Specifically, the rule denied PPP loans to small casinos and other businesses with fewer than 500 employees that made more than a third of their revenue from gambling.
When the Review-Journal asked President Donald Trump about the rule during an April 8 briefing, the president said he would look into the situation.
A week later, the administration changed the rule to allow casinos and other gambling businesses to qualify for the PPP loans if they earned half or less of their revenue from gambling, with a cap of $1 million.
It was a change that did not mollify lawmakers from Nevada, who continued to lobby for the rule to go.
When the Review-Journal asked Trump about the modest rule change during Sunday’s briefing, the president said that his administration was “continuing to look at the rule,” which is a “a big topic, got a lot of people involved.”
Friday with no fanfare, the SBA posted the new rule, which stipulates, “A business that is otherwise eligible for a PPP Loan is not rendered ineligible due to its receipt of legal gaming revenues.”
“It’s just been such a full-speed hike the whole time that I’m just relieved that we were able to get the right thing done,” Rep. Mark Amodei, the lone Republican in the Nevada delegation, told the Review-Journal.
When lawmakers were negotiating on the CARES Act to help businesses shuttered by the coronavirus, large casinos were intent on not being treated differently than other businesses, Amodei added. No one expected “this surprise thing from the SBA.”
“Small gaming has been doing fine without small-business loans for its entire existence,” said Amodei, but with Nevada Gov. Steve Sisolak ordering their shutdown, it was essential that taverns and small casinos be treated like any other business under the $2.2 trillion CARES Act.
Sens. Jacky Rosen and Catherine Cortez-Masto, D-Nev., led the delegation in a robust campaign to persuade the administration and congressional leaders to overrule the SBA action, which they argued violated the intent of the CARES Act.
“I promised Nevadans that we would get this fixed and today we made good on that promise. The Trump Admin’s attempt to prevent small gaming businesses from accessing grants and loans was foolish from the start. The employees at these small businesses can finally get some relief,” tweeted Rep. Dina Titus, the dean of the Nevada delegation.
The American Gaming Association applauded the move.
“I’m grateful to President Trump and his administration for recognizing that commercial and tribal gaming industry employees deserve the same support available to other small businesses, and for the significant, sustained efforts of members of Congress to amplify the need for changes to the guidelines to get small gaming operators and their employees through this challenging time,” AGA President Bill Miller said in a statement.
According to SBA, some 8,674 Nevada businesses have received roughly $2 billion from the first tranche of PPP loans.
Under the PPP program, the SBA will forgive loans “if all employees are kept on the payroll for 8 weeks and the money is used for payroll, rent, mortgage interest, or utilities.”
Amodei anticipated that some 50,000 jobs could be in play.

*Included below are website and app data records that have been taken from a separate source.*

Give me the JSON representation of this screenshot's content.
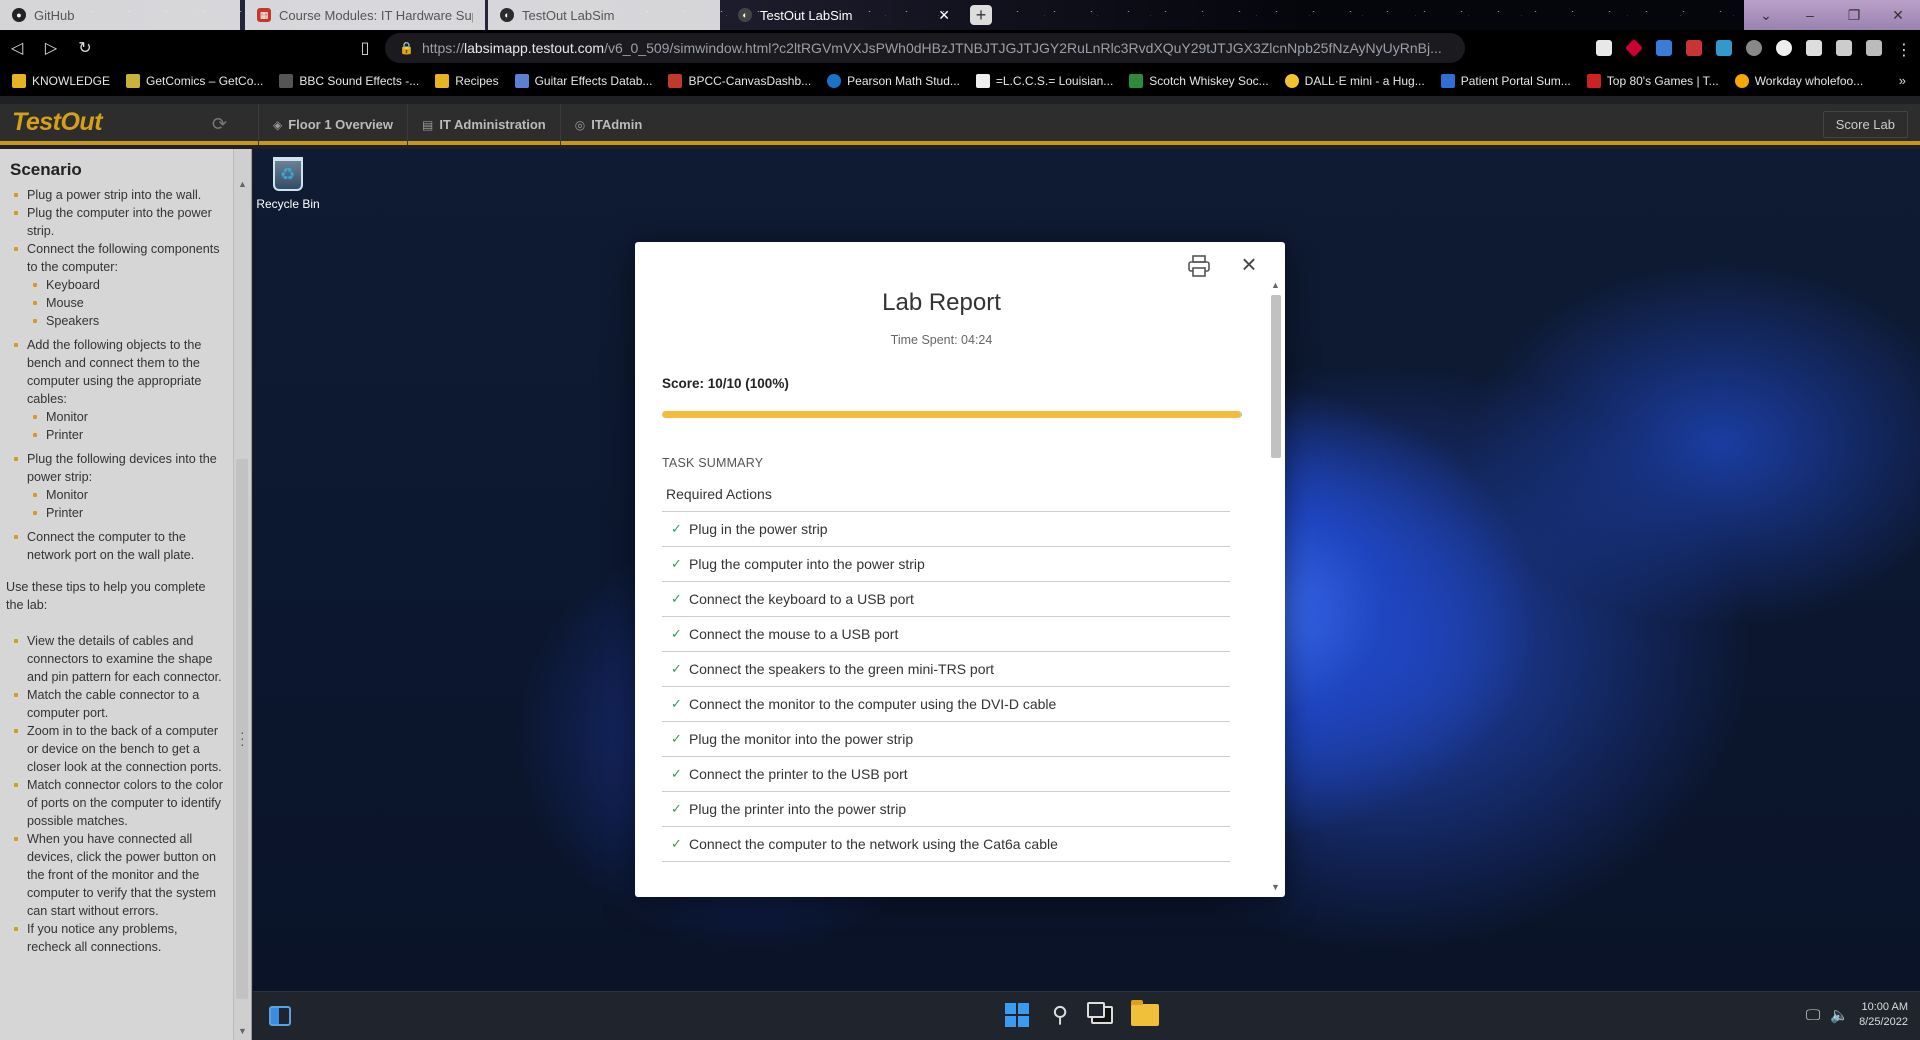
{
  "browser": {
    "tabs": [
      {
        "title": "GitHub",
        "active": false
      },
      {
        "title": "Course Modules: IT Hardware Suppor",
        "active": false
      },
      {
        "title": "TestOut LabSim",
        "active": false
      },
      {
        "title": "TestOut LabSim",
        "active": true
      }
    ],
    "url_scheme": "https://",
    "url_host": "labsimapp.testout.com",
    "url_path": "/v6_0_509/simwindow.html?c2ltRGVmVXJsPWh0dHBzJTNBJTJGJTJGY2RuLnRlc3RvdXQuY29tJTJGX3ZlcnNpb25fNzAyNyUyRnBj...",
    "bookmarks": [
      "KNOWLEDGE",
      "GetComics – GetCo...",
      "BBC Sound Effects -...",
      "Recipes",
      "Guitar Effects Datab...",
      "BPCC-CanvasDashb...",
      "Pearson Math Stud...",
      "=L.C.C.S.= Louisian...",
      "Scotch Whiskey Soc...",
      "DALL·E mini - a Hug...",
      "Patient Portal Sum...",
      "Top 80's Games | T...",
      "Workday wholefoo..."
    ]
  },
  "app": {
    "logo": "TestOut",
    "breadcrumbs": [
      "Floor 1 Overview",
      "IT Administration",
      "ITAdmin"
    ],
    "score_lab_label": "Score Lab"
  },
  "scenario": {
    "title": "Scenario",
    "tips_intro": "Use these tips to help you complete the lab:"
  },
  "desktop": {
    "recycle_bin_label": "Recycle Bin",
    "clock_time": "10:00 AM",
    "clock_date": "8/25/2022"
  },
  "report": {
    "title": "Lab Report",
    "time_spent": "Time Spent: 04:24",
    "score": "Score: 10/10 (100%)",
    "score_fraction": 1.0,
    "task_summary_label": "TASK SUMMARY",
    "required_actions_label": "Required Actions"
  },
  "colors": {
    "accent": "#d4a017",
    "progress_fill": "#f5bb3a",
    "check": "#2e9a5a"
  }
}
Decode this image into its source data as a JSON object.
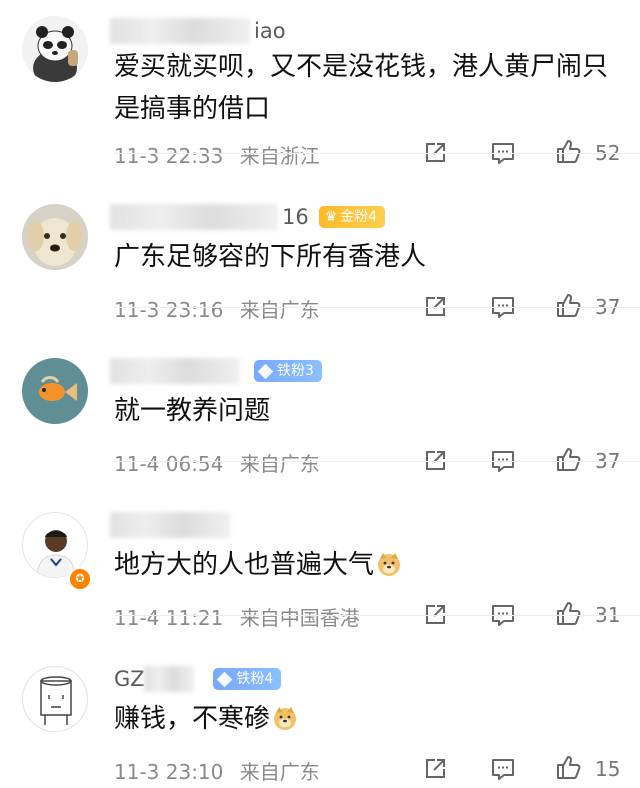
{
  "comments": [
    {
      "name_visible": "iao",
      "badge": null,
      "text": "爱买就买呗，又不是没花钱，港人黄尸闹只是搞事的借口",
      "time": "11-3 22:33",
      "location": "来自浙江",
      "likes": "52",
      "avatar": "panda-avatar"
    },
    {
      "name_visible": "16",
      "badge": {
        "type": "gold",
        "label": "金粉4"
      },
      "text": "广东足够容的下所有香港人",
      "time": "11-3 23:16",
      "location": "来自广东",
      "likes": "37",
      "avatar": "dog-avatar"
    },
    {
      "name_visible": "",
      "badge": {
        "type": "iron",
        "label": "铁粉3"
      },
      "text": "就一教养问题",
      "time": "11-4 06:54",
      "location": "来自广东",
      "likes": "37",
      "avatar": "goldfish-avatar"
    },
    {
      "name_visible": "",
      "badge": null,
      "text": "地方大的人也普遍大气",
      "emoji": "doge-emoji",
      "time": "11-4 11:21",
      "location": "来自中国香港",
      "likes": "31",
      "avatar": "footballer-avatar"
    },
    {
      "name_visible": "GZ",
      "badge": {
        "type": "iron",
        "label": "铁粉4"
      },
      "text": "赚钱，不寒碜",
      "emoji": "doge-emoji",
      "time": "11-3 23:10",
      "location": "来自广东",
      "likes": "15",
      "avatar": "sketch-avatar"
    }
  ],
  "icons": {
    "share": "share-icon",
    "reply": "comment-icon",
    "like": "thumbs-up-icon"
  },
  "colors": {
    "gold_badge": "#ffb929",
    "iron_badge": "#78a8ff",
    "meta_text": "#8a8a8a",
    "body_text": "#111111"
  }
}
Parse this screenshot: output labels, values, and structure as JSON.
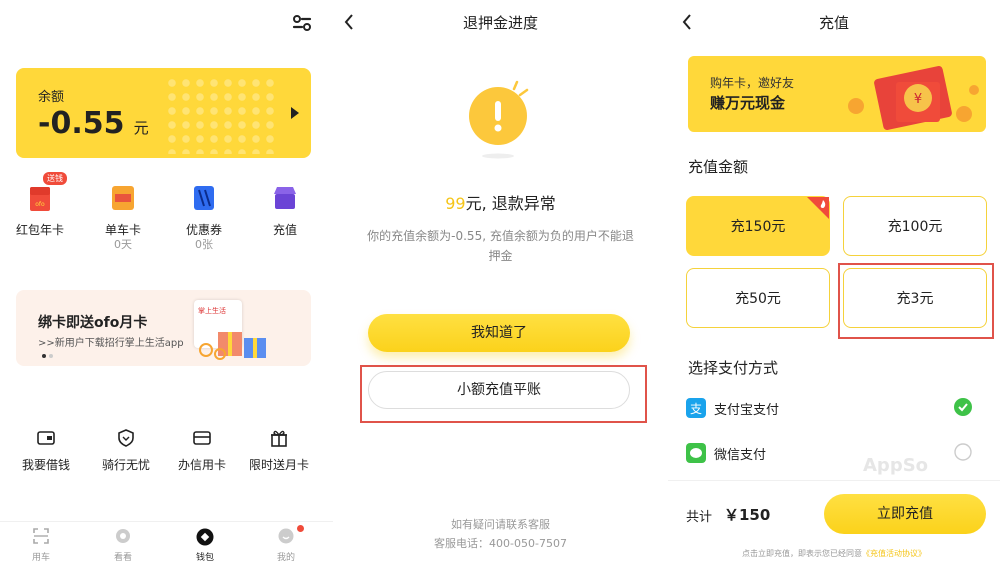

His advice to Nevada businesses interested in PPP loans: “With what’s in the pipeline, that money’s going to be competitive so you need to be there right now.”